- [Instructions for the task] Write every entry out again exactly, please, and skip the pictures.

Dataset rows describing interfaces

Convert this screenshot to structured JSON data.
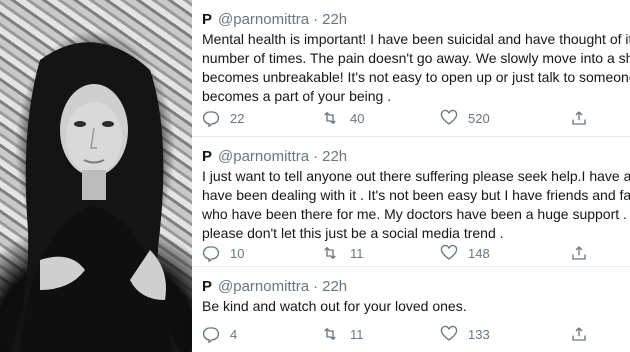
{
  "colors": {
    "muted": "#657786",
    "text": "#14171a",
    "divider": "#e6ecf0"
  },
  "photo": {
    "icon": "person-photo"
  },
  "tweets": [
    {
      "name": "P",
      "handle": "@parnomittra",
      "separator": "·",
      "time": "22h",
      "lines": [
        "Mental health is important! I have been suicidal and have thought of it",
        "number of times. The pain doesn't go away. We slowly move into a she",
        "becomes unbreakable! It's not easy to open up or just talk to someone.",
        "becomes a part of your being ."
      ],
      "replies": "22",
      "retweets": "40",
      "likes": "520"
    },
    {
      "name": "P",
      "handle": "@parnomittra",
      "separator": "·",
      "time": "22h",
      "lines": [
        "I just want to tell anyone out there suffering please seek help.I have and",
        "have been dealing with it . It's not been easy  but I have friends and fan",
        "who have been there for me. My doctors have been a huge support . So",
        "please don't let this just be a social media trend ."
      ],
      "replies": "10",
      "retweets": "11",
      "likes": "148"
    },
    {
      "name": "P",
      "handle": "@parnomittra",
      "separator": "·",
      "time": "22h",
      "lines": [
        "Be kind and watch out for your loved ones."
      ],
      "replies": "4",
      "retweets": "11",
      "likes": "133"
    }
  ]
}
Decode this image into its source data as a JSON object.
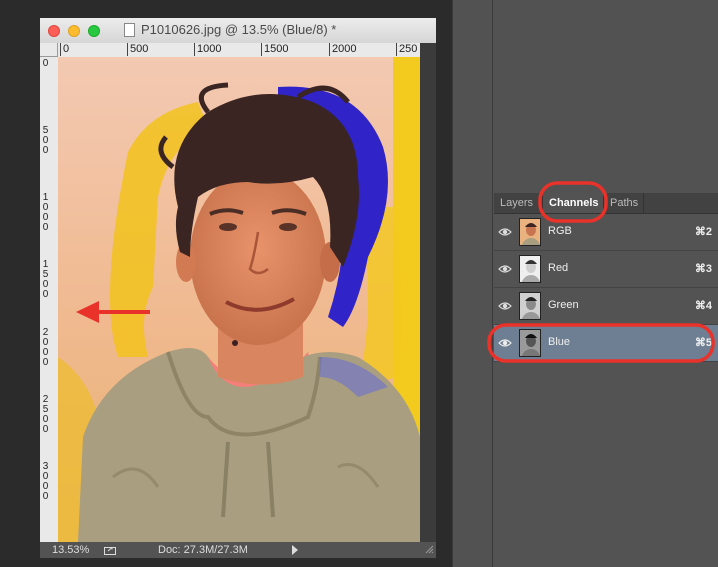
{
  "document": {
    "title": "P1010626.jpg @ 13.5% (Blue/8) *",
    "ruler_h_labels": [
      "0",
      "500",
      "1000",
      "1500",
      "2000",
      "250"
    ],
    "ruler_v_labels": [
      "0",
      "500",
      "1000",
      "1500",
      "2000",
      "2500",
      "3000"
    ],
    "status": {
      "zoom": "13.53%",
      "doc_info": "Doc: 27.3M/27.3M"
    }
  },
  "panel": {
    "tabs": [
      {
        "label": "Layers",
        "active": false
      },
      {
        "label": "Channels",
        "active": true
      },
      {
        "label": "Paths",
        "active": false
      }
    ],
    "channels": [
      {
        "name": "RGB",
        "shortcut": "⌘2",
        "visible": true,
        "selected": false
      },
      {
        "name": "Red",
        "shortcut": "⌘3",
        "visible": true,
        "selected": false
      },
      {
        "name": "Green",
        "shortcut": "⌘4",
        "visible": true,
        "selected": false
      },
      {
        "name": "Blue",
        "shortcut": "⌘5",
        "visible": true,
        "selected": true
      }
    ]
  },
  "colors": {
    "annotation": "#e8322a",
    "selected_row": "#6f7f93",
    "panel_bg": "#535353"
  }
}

- [Task answer]
Convert this screenshot to structured JSON data.
{
  "colors": {
    "muted": "#657786",
    "text": "#14171a",
    "divider": "#e6ecf0"
  },
  "photo": {
    "icon": "person-photo"
  },
  "tweets": [
    {
      "name": "P",
      "handle": "@parnomittra",
      "separator": "·",
      "time": "22h",
      "lines": [
        "Mental health is important! I have been suicidal and have thought of it",
        "number of times. The pain doesn't go away. We slowly move into a she",
        "becomes unbreakable! It's not easy to open up or just talk to someone.",
        "becomes a part of your being ."
      ],
      "replies": "22",
      "retweets": "40",
      "likes": "520"
    },
    {
      "name": "P",
      "handle": "@parnomittra",
      "separator": "·",
      "time": "22h",
      "lines": [
        "I just want to tell anyone out there suffering please seek help.I have and",
        "have been dealing with it . It's not been easy  but I have friends and fan",
        "who have been there for me. My doctors have been a huge support . So",
        "please don't let this just be a social media trend ."
      ],
      "replies": "10",
      "retweets": "11",
      "likes": "148"
    },
    {
      "name": "P",
      "handle": "@parnomittra",
      "separator": "·",
      "time": "22h",
      "lines": [
        "Be kind and watch out for your loved ones."
      ],
      "replies": "4",
      "retweets": "11",
      "likes": "133"
    }
  ]
}
Decode this image into its source data as a JSON object.
{
  "document": {
    "title": "P1010626.jpg @ 13.5% (Blue/8) *",
    "ruler_h_labels": [
      "0",
      "500",
      "1000",
      "1500",
      "2000",
      "250"
    ],
    "ruler_v_labels": [
      "0",
      "500",
      "1000",
      "1500",
      "2000",
      "2500",
      "3000"
    ],
    "status": {
      "zoom": "13.53%",
      "doc_info": "Doc: 27.3M/27.3M"
    }
  },
  "panel": {
    "tabs": [
      {
        "label": "Layers",
        "active": false
      },
      {
        "label": "Channels",
        "active": true
      },
      {
        "label": "Paths",
        "active": false
      }
    ],
    "channels": [
      {
        "name": "RGB",
        "shortcut": "⌘2",
        "visible": true,
        "selected": false
      },
      {
        "name": "Red",
        "shortcut": "⌘3",
        "visible": true,
        "selected": false
      },
      {
        "name": "Green",
        "shortcut": "⌘4",
        "visible": true,
        "selected": false
      },
      {
        "name": "Blue",
        "shortcut": "⌘5",
        "visible": true,
        "selected": true
      }
    ]
  },
  "colors": {
    "annotation": "#e8322a",
    "selected_row": "#6f7f93",
    "panel_bg": "#535353"
  }
}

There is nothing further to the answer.